If your provider offers a patient portal, you will need a computer and internet connection to use it. Follow the instructions to register for an account. Once you are in your patient portal, you can click the links to perform basic tasks. You can also communicate with your provider's office in the message center.
If you have a child under age 18 years, you may be given access to your child's patient portal, too.
Providers can also get in touch with you through the portal. You may receive reminders and alerts. You will receive an email asking you to log in to your patient portal for a message.
The Benefits of a Patient Portal
With a patient portal:
- You can access your secure personal health information and be in touch with your provider's office 24 hours a day. You do not need to wait for office hours or returned phone calls to have basic issues resolved.
- You can access all of your personal health information from all of your providers in one place. If you have a team of providers, or see specialists regularly, they can all post results and reminders in a portal. Providers can see what other treatments and advice you are getting. This can lead to better care and better management of your medicines.
- E-mail reminders and alerts help you to remember things like annual checkups and flu shots.
When to Contact a Medical Professional
Patient portals are not for urgent issues. If your need is time-sensitive, you should still call your provider's office.
Personal health record (PHR)
HealthIT.gov website. What is a patient portal? www.healthit.gov/faq/what-patient-portal. Updated September 29, 2017. Accessed November 2, 2020.
Han HR, Gleason KT, Sun CA, et al. Using patient portals to improve patient outcomes: systematic review. JMIR Hum Factors. 2019;6(4):e15038. PMID: 31855187 pubmed.ncbi.nlm.nih.gov/31855187/.
Irizarry T, DeVito Dabbs A, Curran CR. Patient portals and patient engagement: a state of the science review. J Med Internet Res. 2015;17(6):e148. PMID: 26104044 pubmed.ncbi.nlm.nih.gov/26104044/.
Kunstman D. Information technology. In: Rakel RE, Rakel DP, eds.

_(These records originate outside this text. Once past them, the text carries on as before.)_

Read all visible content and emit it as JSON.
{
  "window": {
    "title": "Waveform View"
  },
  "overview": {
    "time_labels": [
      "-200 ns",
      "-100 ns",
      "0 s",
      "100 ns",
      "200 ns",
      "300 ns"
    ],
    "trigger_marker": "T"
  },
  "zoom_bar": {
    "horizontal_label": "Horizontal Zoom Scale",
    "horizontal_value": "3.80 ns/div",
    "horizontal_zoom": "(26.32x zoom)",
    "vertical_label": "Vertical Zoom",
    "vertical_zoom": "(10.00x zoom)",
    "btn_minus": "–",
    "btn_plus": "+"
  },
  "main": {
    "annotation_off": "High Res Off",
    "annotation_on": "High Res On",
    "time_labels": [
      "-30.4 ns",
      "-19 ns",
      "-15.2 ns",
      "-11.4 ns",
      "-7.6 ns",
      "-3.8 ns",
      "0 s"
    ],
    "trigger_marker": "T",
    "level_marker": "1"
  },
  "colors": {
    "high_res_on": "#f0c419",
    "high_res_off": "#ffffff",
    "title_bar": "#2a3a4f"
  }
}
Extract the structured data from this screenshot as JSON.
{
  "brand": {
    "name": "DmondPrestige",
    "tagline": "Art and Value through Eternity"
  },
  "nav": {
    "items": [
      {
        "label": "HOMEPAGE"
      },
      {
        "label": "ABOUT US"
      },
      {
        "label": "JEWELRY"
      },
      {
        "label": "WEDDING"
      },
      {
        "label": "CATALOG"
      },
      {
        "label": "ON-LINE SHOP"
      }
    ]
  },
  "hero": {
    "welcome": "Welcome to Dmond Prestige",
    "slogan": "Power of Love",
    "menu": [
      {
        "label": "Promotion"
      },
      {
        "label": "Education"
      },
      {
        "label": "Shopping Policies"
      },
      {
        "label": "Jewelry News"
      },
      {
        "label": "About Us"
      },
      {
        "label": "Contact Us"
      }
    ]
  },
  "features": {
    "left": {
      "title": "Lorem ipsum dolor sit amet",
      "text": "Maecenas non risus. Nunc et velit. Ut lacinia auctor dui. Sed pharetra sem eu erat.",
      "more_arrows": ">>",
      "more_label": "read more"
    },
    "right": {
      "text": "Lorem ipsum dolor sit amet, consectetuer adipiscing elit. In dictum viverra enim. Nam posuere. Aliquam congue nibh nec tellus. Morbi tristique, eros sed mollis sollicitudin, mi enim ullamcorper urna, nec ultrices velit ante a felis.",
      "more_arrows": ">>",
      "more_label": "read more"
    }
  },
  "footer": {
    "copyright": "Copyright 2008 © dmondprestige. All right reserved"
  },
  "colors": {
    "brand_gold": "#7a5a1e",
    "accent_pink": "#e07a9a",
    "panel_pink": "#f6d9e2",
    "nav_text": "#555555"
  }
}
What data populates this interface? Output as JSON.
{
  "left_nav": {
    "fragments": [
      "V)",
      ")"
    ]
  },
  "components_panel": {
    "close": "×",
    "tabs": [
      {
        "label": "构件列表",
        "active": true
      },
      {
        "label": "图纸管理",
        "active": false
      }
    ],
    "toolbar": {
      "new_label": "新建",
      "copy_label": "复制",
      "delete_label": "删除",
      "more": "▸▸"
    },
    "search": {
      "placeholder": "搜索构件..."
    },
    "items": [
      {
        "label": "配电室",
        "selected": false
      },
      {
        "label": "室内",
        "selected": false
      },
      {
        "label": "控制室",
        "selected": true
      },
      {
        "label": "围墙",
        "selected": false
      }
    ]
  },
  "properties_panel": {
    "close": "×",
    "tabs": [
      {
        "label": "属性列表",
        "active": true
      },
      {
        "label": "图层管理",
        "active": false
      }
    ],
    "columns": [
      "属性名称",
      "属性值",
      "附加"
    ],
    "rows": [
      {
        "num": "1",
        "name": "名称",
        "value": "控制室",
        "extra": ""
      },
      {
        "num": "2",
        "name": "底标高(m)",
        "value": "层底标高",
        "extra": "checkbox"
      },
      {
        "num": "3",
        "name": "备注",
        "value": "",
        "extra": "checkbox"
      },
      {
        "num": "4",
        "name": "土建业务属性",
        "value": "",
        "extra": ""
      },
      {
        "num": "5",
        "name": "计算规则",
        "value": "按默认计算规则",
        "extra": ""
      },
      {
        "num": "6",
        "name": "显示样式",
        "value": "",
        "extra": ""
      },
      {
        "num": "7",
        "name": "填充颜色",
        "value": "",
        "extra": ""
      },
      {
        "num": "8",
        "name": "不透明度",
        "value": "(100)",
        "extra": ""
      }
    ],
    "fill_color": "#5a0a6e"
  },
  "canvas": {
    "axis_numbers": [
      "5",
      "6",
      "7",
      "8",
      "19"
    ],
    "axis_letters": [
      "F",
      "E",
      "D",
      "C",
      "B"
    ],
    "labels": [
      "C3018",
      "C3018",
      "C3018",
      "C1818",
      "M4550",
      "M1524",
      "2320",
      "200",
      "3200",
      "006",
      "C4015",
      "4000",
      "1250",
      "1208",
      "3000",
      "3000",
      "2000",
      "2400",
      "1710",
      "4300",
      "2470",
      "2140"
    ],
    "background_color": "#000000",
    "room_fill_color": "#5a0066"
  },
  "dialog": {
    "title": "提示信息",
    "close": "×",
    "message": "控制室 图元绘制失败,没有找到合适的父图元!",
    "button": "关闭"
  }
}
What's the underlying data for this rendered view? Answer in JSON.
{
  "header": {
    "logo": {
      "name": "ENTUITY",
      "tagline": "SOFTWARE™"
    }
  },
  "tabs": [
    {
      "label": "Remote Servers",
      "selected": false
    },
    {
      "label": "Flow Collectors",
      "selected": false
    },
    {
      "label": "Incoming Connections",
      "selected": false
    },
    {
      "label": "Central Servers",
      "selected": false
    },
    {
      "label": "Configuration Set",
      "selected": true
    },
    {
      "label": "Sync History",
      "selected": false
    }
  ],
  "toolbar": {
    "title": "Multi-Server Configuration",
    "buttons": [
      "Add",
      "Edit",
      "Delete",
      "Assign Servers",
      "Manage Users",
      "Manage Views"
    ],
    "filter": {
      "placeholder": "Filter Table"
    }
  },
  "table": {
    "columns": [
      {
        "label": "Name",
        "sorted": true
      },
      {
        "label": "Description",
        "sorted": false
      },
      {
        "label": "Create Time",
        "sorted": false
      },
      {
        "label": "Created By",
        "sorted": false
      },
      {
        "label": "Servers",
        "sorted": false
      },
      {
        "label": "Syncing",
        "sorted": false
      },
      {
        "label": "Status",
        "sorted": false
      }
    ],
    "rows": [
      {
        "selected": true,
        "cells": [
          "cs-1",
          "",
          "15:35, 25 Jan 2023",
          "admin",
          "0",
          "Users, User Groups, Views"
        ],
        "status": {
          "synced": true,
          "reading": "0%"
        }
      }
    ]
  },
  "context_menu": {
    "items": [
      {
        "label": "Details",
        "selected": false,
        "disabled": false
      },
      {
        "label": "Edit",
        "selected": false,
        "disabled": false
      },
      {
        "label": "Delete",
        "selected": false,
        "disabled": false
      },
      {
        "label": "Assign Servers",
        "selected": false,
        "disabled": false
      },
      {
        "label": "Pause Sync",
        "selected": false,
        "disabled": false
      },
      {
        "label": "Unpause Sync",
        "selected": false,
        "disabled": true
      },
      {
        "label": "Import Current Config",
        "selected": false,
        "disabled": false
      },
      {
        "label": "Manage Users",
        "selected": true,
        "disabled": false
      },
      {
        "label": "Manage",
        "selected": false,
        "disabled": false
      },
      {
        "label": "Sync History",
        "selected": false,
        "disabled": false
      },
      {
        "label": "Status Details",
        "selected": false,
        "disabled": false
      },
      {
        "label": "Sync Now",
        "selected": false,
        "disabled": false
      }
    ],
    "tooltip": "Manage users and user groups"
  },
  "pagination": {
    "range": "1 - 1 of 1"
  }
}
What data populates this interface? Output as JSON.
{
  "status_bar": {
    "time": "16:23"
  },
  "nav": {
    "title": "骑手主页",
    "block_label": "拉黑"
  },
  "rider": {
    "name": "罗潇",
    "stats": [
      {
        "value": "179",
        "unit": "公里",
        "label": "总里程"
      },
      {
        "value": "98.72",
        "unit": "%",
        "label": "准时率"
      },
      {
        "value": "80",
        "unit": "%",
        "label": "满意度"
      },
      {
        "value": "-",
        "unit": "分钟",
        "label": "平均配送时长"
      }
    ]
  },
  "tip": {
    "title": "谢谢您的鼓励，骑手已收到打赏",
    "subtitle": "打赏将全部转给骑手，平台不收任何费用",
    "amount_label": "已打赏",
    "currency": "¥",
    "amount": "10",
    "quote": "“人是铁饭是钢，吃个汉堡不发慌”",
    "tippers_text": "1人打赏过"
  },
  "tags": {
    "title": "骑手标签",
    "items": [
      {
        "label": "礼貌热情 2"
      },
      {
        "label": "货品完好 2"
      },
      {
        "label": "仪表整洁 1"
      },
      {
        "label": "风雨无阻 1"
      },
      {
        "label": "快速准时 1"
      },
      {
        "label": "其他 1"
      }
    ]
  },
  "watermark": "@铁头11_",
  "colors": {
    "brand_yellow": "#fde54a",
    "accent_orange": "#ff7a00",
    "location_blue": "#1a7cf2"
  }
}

Textbook of Family Medicine. 9th ed. Philadelphia, PA: Elsevier; 2016:chap 10.
Review Date 8/13/2020
Updated by: Linda J. Vorvick, MD, Clinical Associate Professor, Department of Family Medicine, UW Medicine, School of Medicine, University of Washington, Seattle, WA. Also reviewed by David Zieve, MD, MHA, Medical Director, Brenda Conaway, Editorial Director, and the A.D.A.M. Editorial team.